The Conservation Council ACT is proud to announce that nominations are open for the 2018 Environment Awards. If you have made a significant contribution to looking after our environment we strongly encourage you to apply now. In addition, if you know someone or a group who has been an exceptional voice for the environment we strongly encourage you to invite them to apply or nominate them yourself. While the awards are open they are designed to recognise contributions to protecting the environment from within our Conservation Council community.

The awards recognise individuals and groups who have made a significant contribution towards the environment.

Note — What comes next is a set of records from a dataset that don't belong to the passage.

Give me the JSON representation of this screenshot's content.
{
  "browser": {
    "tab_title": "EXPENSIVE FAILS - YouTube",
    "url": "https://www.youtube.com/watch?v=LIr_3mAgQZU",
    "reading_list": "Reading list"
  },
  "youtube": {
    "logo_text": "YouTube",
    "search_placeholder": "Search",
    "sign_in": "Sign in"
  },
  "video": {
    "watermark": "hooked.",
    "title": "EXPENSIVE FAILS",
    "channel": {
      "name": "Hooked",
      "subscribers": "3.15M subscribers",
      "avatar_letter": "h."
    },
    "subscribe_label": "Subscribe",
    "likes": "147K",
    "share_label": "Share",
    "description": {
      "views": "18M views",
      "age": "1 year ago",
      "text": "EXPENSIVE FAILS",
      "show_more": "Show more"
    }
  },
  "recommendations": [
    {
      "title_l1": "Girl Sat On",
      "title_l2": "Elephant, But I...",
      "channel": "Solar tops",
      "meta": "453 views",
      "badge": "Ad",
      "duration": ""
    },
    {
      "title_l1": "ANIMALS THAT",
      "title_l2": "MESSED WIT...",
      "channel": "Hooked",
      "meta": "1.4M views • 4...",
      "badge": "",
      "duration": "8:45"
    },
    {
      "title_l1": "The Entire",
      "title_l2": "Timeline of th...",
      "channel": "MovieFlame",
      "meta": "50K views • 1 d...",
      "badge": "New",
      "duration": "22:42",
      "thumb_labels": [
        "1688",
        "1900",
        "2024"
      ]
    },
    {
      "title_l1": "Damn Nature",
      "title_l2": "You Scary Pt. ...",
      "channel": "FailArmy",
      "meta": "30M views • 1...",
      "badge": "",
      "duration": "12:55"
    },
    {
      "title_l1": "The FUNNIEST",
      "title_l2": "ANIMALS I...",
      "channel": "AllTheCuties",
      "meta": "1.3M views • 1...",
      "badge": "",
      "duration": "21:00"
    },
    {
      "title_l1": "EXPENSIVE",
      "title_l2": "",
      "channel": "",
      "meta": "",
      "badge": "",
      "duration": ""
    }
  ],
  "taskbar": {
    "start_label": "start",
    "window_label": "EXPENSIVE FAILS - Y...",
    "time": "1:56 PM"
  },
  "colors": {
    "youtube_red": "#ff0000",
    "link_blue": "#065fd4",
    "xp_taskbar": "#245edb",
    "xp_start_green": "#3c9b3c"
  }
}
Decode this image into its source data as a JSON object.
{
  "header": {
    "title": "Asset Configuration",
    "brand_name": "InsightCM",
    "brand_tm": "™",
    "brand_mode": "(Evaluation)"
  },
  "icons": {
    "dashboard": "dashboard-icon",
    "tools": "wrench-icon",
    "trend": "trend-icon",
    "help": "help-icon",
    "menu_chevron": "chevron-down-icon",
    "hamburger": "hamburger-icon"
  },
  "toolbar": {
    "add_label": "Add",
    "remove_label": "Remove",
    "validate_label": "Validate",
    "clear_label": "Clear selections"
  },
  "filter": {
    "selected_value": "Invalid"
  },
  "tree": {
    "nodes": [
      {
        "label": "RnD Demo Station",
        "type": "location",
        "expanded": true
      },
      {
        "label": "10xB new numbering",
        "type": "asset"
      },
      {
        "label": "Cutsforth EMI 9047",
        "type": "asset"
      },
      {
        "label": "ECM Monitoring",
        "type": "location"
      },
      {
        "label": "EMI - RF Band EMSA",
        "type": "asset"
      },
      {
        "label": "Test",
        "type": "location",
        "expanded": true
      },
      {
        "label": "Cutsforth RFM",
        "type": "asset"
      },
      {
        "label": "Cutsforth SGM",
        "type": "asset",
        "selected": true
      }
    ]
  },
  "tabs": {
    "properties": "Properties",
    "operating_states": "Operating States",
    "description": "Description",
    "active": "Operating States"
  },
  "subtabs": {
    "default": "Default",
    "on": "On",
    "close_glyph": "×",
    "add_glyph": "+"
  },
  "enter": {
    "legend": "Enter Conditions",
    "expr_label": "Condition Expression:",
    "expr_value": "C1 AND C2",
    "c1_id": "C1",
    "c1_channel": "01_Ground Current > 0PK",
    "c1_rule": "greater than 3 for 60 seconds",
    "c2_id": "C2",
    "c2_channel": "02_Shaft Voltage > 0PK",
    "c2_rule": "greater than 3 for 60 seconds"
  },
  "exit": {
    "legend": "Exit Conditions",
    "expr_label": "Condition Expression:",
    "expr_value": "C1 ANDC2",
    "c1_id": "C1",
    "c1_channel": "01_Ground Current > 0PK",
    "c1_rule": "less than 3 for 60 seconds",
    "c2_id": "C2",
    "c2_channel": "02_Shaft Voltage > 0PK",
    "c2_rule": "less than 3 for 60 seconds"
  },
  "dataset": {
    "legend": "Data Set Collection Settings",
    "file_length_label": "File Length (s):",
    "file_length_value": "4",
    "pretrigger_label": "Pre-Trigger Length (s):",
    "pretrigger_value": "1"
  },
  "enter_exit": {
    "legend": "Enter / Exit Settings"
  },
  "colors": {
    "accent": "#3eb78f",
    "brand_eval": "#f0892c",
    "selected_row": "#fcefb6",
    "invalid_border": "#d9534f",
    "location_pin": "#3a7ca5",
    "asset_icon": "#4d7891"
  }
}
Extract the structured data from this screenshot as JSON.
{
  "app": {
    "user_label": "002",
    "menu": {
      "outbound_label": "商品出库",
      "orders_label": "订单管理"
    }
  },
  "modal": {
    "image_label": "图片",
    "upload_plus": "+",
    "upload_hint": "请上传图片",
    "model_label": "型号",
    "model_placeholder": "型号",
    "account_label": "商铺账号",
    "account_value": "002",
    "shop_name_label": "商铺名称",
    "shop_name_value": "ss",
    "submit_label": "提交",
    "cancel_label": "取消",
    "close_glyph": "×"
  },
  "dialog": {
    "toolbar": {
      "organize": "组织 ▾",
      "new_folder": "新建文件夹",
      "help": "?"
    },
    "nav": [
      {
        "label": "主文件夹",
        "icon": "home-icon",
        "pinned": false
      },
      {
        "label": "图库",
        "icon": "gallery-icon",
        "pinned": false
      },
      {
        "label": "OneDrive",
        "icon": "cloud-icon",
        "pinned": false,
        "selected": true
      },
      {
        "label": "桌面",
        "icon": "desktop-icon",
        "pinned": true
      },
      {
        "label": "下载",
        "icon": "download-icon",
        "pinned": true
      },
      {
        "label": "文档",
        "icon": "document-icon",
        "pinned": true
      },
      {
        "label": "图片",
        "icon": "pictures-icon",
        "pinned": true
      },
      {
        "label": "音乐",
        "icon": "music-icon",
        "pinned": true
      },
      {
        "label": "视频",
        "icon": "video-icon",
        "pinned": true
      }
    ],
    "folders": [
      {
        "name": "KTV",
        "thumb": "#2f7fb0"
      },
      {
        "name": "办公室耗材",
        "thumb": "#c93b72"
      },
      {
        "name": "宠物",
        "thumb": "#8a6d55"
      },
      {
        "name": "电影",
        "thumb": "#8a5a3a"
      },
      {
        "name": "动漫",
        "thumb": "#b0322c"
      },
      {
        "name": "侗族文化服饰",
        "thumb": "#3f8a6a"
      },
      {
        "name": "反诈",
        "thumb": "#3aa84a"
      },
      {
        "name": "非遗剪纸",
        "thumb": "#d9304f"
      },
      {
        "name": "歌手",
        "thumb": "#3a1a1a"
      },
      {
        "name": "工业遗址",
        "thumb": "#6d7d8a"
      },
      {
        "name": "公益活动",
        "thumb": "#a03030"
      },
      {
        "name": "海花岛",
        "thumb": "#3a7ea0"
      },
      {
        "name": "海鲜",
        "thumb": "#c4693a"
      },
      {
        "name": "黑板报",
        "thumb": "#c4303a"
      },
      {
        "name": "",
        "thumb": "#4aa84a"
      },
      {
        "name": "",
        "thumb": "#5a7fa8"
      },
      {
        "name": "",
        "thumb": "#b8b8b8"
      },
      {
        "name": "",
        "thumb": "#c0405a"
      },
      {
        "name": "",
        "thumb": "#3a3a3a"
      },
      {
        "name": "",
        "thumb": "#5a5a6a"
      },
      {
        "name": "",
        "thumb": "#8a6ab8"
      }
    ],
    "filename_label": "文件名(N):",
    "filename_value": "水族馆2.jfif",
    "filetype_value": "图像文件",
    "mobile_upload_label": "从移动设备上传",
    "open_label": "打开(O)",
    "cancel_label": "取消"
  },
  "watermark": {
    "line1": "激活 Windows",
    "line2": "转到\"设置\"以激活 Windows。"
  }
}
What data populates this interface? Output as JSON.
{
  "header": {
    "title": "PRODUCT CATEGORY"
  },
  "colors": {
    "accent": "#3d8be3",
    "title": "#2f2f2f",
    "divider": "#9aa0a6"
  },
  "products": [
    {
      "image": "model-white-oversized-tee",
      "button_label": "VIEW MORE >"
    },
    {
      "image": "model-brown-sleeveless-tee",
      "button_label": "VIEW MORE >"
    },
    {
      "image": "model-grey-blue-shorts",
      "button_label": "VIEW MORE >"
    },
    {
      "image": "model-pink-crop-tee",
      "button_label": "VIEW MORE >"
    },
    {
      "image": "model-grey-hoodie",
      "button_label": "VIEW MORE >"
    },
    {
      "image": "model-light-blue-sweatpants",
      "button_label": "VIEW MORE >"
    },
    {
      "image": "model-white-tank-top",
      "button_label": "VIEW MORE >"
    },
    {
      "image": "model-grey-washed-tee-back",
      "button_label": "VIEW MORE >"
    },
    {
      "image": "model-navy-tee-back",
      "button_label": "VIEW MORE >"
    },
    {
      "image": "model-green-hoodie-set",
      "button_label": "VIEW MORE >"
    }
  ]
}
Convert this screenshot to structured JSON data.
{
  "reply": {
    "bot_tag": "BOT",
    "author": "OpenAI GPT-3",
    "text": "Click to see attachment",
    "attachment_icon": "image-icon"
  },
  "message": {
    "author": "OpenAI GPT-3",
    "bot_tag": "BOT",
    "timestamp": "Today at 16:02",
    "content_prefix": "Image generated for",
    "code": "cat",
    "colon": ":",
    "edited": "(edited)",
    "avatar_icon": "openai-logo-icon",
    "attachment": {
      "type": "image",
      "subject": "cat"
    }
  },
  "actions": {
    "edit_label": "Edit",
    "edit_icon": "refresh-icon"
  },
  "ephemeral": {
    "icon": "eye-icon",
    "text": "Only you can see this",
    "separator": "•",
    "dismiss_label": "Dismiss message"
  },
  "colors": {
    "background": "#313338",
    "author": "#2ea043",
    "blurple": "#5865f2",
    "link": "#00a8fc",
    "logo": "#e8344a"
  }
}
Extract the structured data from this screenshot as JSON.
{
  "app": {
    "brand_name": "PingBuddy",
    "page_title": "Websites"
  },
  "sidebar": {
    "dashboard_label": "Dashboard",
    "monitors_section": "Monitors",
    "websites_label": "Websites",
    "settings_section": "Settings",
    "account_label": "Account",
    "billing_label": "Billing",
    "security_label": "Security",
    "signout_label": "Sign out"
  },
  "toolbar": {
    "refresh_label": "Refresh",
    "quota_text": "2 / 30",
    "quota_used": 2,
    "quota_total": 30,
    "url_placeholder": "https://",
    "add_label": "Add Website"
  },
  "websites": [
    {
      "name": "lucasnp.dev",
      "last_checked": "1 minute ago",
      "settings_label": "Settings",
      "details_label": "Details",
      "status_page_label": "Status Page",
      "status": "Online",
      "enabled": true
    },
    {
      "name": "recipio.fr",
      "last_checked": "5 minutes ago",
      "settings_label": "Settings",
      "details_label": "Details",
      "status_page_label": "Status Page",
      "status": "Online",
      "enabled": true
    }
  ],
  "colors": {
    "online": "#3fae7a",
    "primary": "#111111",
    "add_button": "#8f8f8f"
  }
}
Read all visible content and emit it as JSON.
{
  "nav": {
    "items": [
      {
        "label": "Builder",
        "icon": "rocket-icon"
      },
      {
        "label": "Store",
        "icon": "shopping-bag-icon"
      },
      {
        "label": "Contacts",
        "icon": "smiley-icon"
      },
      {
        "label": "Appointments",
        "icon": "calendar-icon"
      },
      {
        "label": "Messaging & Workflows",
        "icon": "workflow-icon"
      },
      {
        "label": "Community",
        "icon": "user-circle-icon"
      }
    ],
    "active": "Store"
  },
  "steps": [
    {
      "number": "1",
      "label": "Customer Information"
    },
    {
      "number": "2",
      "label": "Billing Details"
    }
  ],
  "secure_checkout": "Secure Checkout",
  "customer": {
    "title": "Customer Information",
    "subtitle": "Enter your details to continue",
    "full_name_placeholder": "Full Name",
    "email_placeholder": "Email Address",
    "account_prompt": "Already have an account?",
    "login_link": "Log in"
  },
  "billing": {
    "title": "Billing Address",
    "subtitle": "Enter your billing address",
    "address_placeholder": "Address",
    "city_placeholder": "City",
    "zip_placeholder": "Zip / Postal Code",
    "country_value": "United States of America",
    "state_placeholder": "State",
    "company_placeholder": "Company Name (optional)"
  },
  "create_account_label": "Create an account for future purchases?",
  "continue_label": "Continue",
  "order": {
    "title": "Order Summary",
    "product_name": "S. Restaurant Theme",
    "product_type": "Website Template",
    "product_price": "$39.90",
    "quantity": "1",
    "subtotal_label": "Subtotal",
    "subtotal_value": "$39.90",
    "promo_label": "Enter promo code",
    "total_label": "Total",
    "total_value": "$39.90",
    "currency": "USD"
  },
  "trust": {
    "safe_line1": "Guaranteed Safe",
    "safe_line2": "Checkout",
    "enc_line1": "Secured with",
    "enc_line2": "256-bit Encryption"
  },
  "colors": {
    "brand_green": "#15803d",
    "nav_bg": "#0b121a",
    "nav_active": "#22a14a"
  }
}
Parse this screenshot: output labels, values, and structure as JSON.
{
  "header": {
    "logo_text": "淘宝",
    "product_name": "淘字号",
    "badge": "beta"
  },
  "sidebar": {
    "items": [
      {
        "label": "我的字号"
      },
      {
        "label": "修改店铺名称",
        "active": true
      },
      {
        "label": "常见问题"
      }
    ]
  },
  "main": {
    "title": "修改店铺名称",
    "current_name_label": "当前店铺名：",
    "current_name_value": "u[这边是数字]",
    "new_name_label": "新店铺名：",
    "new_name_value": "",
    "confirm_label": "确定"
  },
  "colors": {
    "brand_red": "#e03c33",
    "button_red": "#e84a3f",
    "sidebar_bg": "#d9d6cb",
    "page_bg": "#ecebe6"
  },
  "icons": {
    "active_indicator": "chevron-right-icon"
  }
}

There are four awards:

  1. Moira and John Rowland Young Environmentalist Award
  2. Environmentalist of the Year Award
  3. Conservation Council Member Group of the Year Award
  4. Senior School Student Sustainability Award

Nominations close COB Friday 19 October 2018.

Awards are to be announced at the Conservation Council Spring Mingle, 6.00PM Friday 26 October 2018, at the Rooftop Garden, Lena Karmel Lodge, 26 Barry Drive, Canberra.

Register for the Conservation Council Spring Mingle here.

 

ACT agrees zero emissions by 2045

ACT has set a new zero net emissions target by 2045. We are the first Australian state to upgrade its target from 2050 with tri-partisan support. Contrast this with Federal Government policy paralysis on climate change. Plaudits go to the ACT Legislative Assembly. And congratulations to the Canberra Liberals for helping take the politics out of climate change.

In addition interim emissions targets for 2025, 2030 and 2040 have been established. This is great news as previously we had no targets or plans post-2020, except an aspirational target of zero net emissions by 2050 (now 2045!).

All this happened on Tuesday 18 September 2018 when the Legislative Assembly passed the Climate Change and Greenhouse Gas Reduction (Principal Target) Amendment Bill 2018 to amend the zero net emissions target in the Climate Change and Greenhouse Gas Reduction Act 2010 (ACT).  The bill proposed to reduce the principal target of zero net emissions from 2050 to 2045.

The Minister has set interim emissions targets which were also accepted by the Legislative Assembly:

  1. 50-60% less than 1990 emissions by 30 June 2025;
  2. 65-75% less than 1990 emissions by 30 June 2030; and
  3. 90-95% less than 1990 emissions by 30 June 2040.  

The next steps to be taken are critical to ensure we achieve these targets.

Minister Rattenbury has indicated a strategic plan will be finalised by the end of 2018 and this needs to happen.

It is necessary to maintain the tri-partisan support for our local action and leadership on climate change. Greens, Labor and Liberals have all endorsed the targets and all support having open and accountable plans to achieve the targets.

Importantly, we need to make sure our pathway to zero net emissions is fair, equitable, socially just, economically viable and does not displace our emissions into other jurisdictions.

Timeline

  • 16 August 2018 – Amendment Bill for a zero net emissions by 2045 target tabled in the ACT Legislative Assembly
  • 22 August 2018 – Minister’s media release stating the ACT government’s proposed strategy will be released by the end of 2018
  • 23 August 2018 – Determination of ACT interim targets for 2025, 2030 and 2040
  • 18 September 2018 – Amendment Bill debated in the ACT Legislative Assembly